Payday advances price Economy $1 Billion last year: learn. Lohrentz advised an even more conventional means of getting required money.

Payday advances price Economy $1 Billion last year: learn. Lohrentz advised an even more conventional means of getting required money.

Pay day loans cost the U.S. Economy almost $1 billion and several thousand jobs last year, in accordance with a report through the Insight Center for Community Economic Development.

Div div. Group p: first-child

The analysis states that the responsibility of repaying the loans lead to $774 million in lost customer investing and 14,000 task losings. Bankruptcies linked to payday advances numbered 56,230, using one more $169 million out from the economy.

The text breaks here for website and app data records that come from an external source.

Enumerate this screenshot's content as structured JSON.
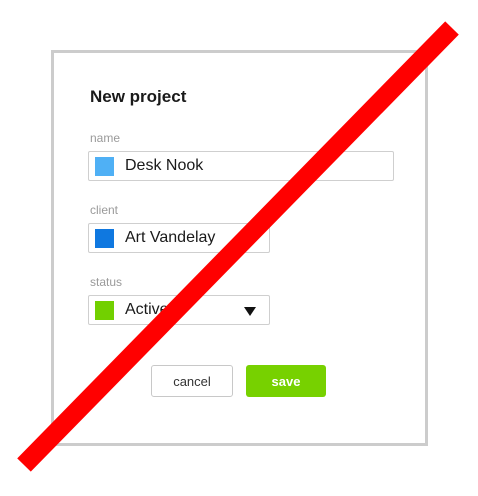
{
  "dialog": {
    "title": "New project",
    "fields": {
      "name": {
        "label": "name",
        "value": "Desk Nook",
        "color": "#4fb0f5"
      },
      "client": {
        "label": "client",
        "value": "Art Vandelay",
        "color": "#0f78e0"
      },
      "status": {
        "label": "status",
        "value": "Active",
        "color": "#72d000"
      }
    },
    "buttons": {
      "cancel_label": "cancel",
      "save_label": "save"
    }
  },
  "overlay": {
    "icon": "prohibited-slash",
    "color": "#ff0000"
  }
}
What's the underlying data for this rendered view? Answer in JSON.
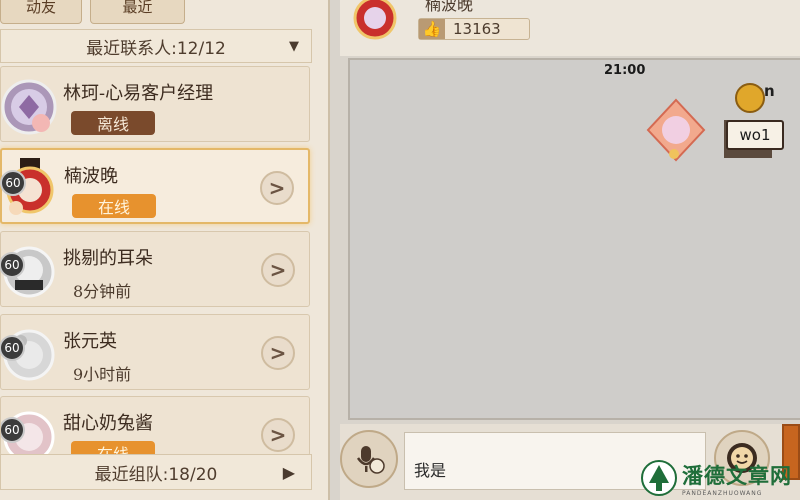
{
  "top_tabs": [
    "动友",
    "最近"
  ],
  "recent_contacts_header": {
    "label": "最近联系人:12/12"
  },
  "contacts": [
    {
      "name": "林珂-心易客户经理",
      "status": "离线",
      "status_type": "offline",
      "level": ""
    },
    {
      "name": "楠波晚",
      "status": "在线",
      "status_type": "online",
      "level": "60",
      "selected": true
    },
    {
      "name": "挑剔的耳朵",
      "time": "8分钟前",
      "level": "60"
    },
    {
      "name": "张元英",
      "time": "9小时前",
      "level": "60"
    },
    {
      "name": "甜心奶兔酱",
      "status": "在线",
      "status_type": "online",
      "level": "60"
    }
  ],
  "team_header": {
    "label": "最近组队:18/20"
  },
  "chat_header": {
    "name": "楠波晚",
    "likes": "13163"
  },
  "chat": {
    "timestamp": "21:00",
    "sender_name": "fran",
    "message": "wo1"
  },
  "input": {
    "value": "我是"
  },
  "watermark": {
    "main": "潘德文章网",
    "sub": "PANDEANZHUOWANG"
  },
  "colors": {
    "online": "#e7922e",
    "offline": "#7a4a2c",
    "selected_border": "#e4b868"
  }
}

“Payday loans can be a problem that is ongoing a financial drain, ” stated Tim Lohrentz, the guts’s system supervisor and composer of the report. “the quantity is certainly not huge when you look at the big image of the economy that is total but it is large enough. ”

Built to meet with the importance of crisis money, the short-term loans are basically improvements on wages and supposed to be paid back in the payday—usually that is next fourteen days. Borrowers secure the loans by giving a postdated check or electronic use of their banking account.

However the loans, that have been around for almost twenty years, carry onerous rates of interest, which range from 200 % to 500 %.

Data built-up by Pew Charitable Trust reveal that the payday that is average removes eight loans per year. For a normal loan size of $375, borrowers spend about $520 in interest. In accordance with Pew, the payday that is average can repay just $100 four weeks.

Though many lenders that are payday storefront or online operations, major banking institutions likewise have been players, no matter if indirectly.

Bank of America, Wells Fargo and JPMorgan Chase have allowed payday lenders to withdraw funds owed by borrowers who will be bank clients, including in states such as for example nyc, where payday advances are prohibited.

JPMorgan has stated publicly that in the end of might it’s going to provide clients more capacity to stop the withdrawals and shut their records.

“The training is terrible, ” JPMorgan CEO Jamie Dimon said at an investor conference in February.

Some, including U.S. Bank, Fifth Third Bank and Wells Fargo, offer payday advances under names such as for example prepared Advance, Fast Loan and Early Access, based on the Center for accountable Lending (CRL). They could carry interest levels averaging between 225 and 300 per cent, CRL stated.

Over a 3rd of bank clients took down a hours lot more than 20 loans that are payday-type 2011, and the ones borrowers are 2 times since likely as other bank clients to incur overdraft costs, CRL stated. Over one fourth of bank payday borrowers had been Social Security recipients, it noted.

” what is really insidious concerning this is that individuals keep taking out fully loans to repay the loans that are old” Lohrentz stated. “costs from high rates of interest and bank overdrafts be more expensive compared to the real value of the loans. “

Payday advances have already been under close federal government scrutiny, specific for their interest levels.

Thirty-three states allow payday financing, but fifteen have actually prohibited them. No state has authorized them since 2005, and Congress in 2007 limited such loan providers from focusing on users of the services that are armed.

The customer Financial Protection Bureau recently accused payday lenders of “trapping borrowers in a period of financial obligation” and stated it would likely reform guidelines for short-term loans. Proposals consist of needing banking institutions to evaluate borrowers’ payment cap cap cap ability and a “cooling down” duration between loans.

Meanwhile, Sen. Dick Durbin (D-Ill. ) and many other Democrats have provided a bill setting mortgage and fee limitation of 36 per cent on all open- and closed-end credit rating deals.

States that allow payday financing may also be having a harder appearance. Arkansas, Arizona, brand brand New Hampshire, Ohio, Oregon and Montana and Texas have actually enacted reforms to cap rates of interest or are thinking about measures that are such.

“the specific situation appears to be improving, and I also think the increased limelight regarding the problem is assisting, ” Lohrentz said. “But more needs to be performed. ”

To flee the limelight and laws, numerous lenders that are payday relocated overseas, to places such as for example Belize and Malta, and going online.

Three million People in america acquired an online pay day loan this year, in accordance with Pew. By 2016, payday loans online will account fully for 60 per cent associated with the loans, in accordance with analyst John Hecht of investment bank Stephens Inc.

Despite having the high interest levels, the loans are popular. Some 12 million Us Us Us Americans utilize a storefront or pay day loan every year, based on Pew.

Lohrentz recommended a far more way that is traditional of needed money.

“a number of the wish to have them is because of the economy that is slow the necessity for instant gratification, ” Lohrenetz stated. “But it may be perfect for visitors to return to borrowing from household or buddies in the place of pay day loans. It is probably embarrassing to inquire of, however you would save great deal of cash. “

Comments are closed.

image image image